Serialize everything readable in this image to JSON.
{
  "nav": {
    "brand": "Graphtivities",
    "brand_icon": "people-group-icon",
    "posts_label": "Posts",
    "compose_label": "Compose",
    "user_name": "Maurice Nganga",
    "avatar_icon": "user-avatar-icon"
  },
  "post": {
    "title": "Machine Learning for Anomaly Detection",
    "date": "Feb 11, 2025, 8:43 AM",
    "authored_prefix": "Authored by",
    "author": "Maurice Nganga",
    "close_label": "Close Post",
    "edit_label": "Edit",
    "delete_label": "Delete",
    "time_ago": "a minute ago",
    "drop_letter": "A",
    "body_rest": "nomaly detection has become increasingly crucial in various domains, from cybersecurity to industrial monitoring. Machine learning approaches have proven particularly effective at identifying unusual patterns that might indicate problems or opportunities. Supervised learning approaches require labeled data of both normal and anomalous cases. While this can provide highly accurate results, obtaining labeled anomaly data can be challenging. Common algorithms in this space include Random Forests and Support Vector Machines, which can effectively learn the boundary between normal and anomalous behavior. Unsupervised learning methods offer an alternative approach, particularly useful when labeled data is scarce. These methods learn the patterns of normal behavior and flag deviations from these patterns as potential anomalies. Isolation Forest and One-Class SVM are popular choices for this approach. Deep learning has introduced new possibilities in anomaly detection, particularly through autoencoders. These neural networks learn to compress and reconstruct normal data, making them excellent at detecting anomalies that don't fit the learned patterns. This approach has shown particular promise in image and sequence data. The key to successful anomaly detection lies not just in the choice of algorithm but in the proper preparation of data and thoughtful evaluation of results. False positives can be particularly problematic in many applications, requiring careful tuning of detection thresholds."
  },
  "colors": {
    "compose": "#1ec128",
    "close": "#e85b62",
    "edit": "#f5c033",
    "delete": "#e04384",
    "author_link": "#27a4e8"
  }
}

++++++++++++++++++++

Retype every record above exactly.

# Finished task
Serialize everything readable in this image to JSON.
{
  "nav": {
    "brand": "Graphtivities",
    "brand_icon": "people-group-icon",
    "posts_label": "Posts",
    "compose_label": "Compose",
    "user_name": "Maurice Nganga",
    "avatar_icon": "user-avatar-icon"
  },
  "post": {
    "title": "Machine Learning for Anomaly Detection",
    "date": "Feb 11, 2025, 8:43 AM",
    "authored_prefix": "Authored by",
    "author": "Maurice Nganga",
    "close_label": "Close Post",
    "edit_label": "Edit",
    "delete_label": "Delete",
    "time_ago": "a minute ago",
    "drop_letter": "A",
    "body_rest": "nomaly detection has become increasingly crucial in various domains, from cybersecurity to industrial monitoring. Machine learning approaches have proven particularly effective at identifying unusual patterns that might indicate problems or opportunities. Supervised learning approaches require labeled data of both normal and anomalous cases. While this can provide highly accurate results, obtaining labeled anomaly data can be challenging. Common algorithms in this space include Random Forests and Support Vector Machines, which can effectively learn the boundary between normal and anomalous behavior. Unsupervised learning methods offer an alternative approach, particularly useful when labeled data is scarce. These methods learn the patterns of normal behavior and flag deviations from these patterns as potential anomalies. Isolation Forest and One-Class SVM are popular choices for this approach. Deep learning has introduced new possibilities in anomaly detection, particularly through autoencoders. These neural networks learn to compress and reconstruct normal data, making them excellent at detecting anomalies that don't fit the learned patterns. This approach has shown particular promise in image and sequence data. The key to successful anomaly detection lies not just in the choice of algorithm but in the proper preparation of data and thoughtful evaluation of results. False positives can be particularly problematic in many applications, requiring careful tuning of detection thresholds."
  },
  "colors": {
    "compose": "#1ec128",
    "close": "#e85b62",
    "edit": "#f5c033",
    "delete": "#e04384",
    "author_link": "#27a4e8"
  }
}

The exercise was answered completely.